However, Beijing is unlikely to provide easy concessions to a new government, due to concerns over the credibility of the adjustment effort and the risk to its balance sheet at a time of increased debate at home over the quality of its overseas investments. In a blog post, I argued that restructuring the Chinese debt owed by Venezuela is best done by China joining the Paris Club of official creditors, and agreeing to restructure on comparable terms to other official creditors. But short of such a decision, China could still participate in a financing package in parallel to other creditors. Whatever China decides in Venezuela will likely set a precedent for other countries that owe China much debt and have been battered by low commodity prices and slow global growth—countries that will seek restructurings in coming years. The decisions made in this case will be consequential.
Markets are too sanguine about the risk of a disruptive default in Venezuela. If it happens, the IMF will need to move quickly to assemble a comprehensive financing package.
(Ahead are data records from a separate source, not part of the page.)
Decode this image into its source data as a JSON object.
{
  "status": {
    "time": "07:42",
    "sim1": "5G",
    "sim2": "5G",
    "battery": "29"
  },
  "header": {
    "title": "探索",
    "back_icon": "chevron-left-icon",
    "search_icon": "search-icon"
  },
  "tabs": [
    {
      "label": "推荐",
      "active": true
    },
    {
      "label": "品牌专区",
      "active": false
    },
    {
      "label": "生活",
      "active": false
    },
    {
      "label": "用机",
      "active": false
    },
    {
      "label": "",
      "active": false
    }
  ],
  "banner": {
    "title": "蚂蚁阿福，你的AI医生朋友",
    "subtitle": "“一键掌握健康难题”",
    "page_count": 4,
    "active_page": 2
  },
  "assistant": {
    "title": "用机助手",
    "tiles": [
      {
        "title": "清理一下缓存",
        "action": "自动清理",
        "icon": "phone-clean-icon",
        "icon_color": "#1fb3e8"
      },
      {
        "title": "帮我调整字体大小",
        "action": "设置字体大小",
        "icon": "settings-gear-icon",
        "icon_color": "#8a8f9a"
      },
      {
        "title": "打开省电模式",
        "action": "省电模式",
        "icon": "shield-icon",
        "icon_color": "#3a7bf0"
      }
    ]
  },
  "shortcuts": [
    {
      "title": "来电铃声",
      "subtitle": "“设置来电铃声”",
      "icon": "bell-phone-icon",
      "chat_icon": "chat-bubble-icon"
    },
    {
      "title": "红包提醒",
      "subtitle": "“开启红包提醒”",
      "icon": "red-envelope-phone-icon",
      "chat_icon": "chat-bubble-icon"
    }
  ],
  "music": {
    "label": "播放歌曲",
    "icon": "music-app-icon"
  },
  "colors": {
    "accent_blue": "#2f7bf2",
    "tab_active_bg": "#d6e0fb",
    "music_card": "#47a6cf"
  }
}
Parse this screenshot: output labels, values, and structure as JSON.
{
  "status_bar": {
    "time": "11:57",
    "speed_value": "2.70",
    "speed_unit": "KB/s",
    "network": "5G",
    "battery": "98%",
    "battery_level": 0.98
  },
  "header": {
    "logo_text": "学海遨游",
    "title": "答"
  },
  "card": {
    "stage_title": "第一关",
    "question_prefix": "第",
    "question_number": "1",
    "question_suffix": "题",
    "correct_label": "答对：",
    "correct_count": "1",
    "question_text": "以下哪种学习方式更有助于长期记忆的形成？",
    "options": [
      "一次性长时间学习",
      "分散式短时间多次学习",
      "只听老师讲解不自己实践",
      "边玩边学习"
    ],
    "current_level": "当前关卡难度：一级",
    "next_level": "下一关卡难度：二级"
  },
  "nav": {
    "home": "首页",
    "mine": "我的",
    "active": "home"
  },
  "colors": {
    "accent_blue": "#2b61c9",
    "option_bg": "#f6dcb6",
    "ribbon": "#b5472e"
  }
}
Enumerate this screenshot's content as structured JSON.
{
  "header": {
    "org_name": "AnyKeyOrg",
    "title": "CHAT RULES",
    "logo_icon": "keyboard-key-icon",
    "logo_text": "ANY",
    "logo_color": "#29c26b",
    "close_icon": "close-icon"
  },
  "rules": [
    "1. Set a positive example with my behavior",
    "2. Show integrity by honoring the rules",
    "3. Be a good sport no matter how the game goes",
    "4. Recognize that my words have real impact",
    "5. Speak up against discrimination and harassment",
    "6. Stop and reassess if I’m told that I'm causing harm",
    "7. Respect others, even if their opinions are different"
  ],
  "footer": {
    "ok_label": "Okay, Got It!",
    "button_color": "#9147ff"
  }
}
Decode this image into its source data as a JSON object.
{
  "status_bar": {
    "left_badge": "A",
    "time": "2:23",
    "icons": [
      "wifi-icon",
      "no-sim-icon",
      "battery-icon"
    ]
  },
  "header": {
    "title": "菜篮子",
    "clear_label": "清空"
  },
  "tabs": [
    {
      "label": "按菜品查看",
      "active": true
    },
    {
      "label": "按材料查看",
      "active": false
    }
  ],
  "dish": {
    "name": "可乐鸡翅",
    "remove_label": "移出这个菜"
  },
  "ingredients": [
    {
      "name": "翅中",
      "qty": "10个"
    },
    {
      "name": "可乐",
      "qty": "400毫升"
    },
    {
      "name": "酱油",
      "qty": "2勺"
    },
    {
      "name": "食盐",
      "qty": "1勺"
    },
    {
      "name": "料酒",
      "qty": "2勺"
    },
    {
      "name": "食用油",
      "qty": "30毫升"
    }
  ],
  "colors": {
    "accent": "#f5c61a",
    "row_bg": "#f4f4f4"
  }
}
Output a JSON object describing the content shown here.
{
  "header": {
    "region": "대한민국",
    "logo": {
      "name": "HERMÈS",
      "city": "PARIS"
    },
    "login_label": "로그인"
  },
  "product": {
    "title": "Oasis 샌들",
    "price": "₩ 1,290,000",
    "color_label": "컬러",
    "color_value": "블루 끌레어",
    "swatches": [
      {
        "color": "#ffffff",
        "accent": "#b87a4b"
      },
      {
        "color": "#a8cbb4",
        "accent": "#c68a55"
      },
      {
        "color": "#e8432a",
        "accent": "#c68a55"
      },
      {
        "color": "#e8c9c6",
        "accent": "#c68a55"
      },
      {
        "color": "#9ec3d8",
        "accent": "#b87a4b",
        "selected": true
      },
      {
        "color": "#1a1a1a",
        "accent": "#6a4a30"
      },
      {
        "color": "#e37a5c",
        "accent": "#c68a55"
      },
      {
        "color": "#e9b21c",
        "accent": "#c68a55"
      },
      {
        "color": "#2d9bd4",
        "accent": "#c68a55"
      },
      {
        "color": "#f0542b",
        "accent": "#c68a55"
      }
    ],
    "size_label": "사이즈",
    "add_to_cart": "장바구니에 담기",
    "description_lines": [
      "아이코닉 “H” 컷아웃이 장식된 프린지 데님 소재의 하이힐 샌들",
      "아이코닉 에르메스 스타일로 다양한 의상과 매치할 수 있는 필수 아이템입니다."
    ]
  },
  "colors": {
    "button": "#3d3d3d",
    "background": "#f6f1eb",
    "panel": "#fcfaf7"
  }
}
China’s support for that package, and any related debt restructuring, will be critically important for the package to be credible and to provide appropriate incentives for participation by other creditors.
Looking Ahead: Kahn's take on the news on the horizon
The Government Development Bank for Puerto Rico declared a moratorium on most of its $422 million debt payment, which was due on May 2. To date, the negotiation between Puerto Rico and creditors has made limited progress, while slow action from the U.S. Congress is delaying a comprehensive plan to restructure the island’s debt. The debt crisis could deepen as the next big payment of $2 billion comes due in July.
The Saudi government unveiled its reform program Vision 2030, including partial privatization of the state oil company and restructuring of its sovereign wealth fund. Persistently low oil prices and widening fiscal deficit provide political momentum for reform, but political hurdles appear high.
After fifteen year of isolation, Argentina returned to international capital market with its triumphant issuance of $16.5 billion in sovereign bonds. JPMorgan estimates that Argentina could issue $30 billion of debt this year, including instruments of provincial governments and the corporate sector. The country could return to growth (2.8 percent) in 2017.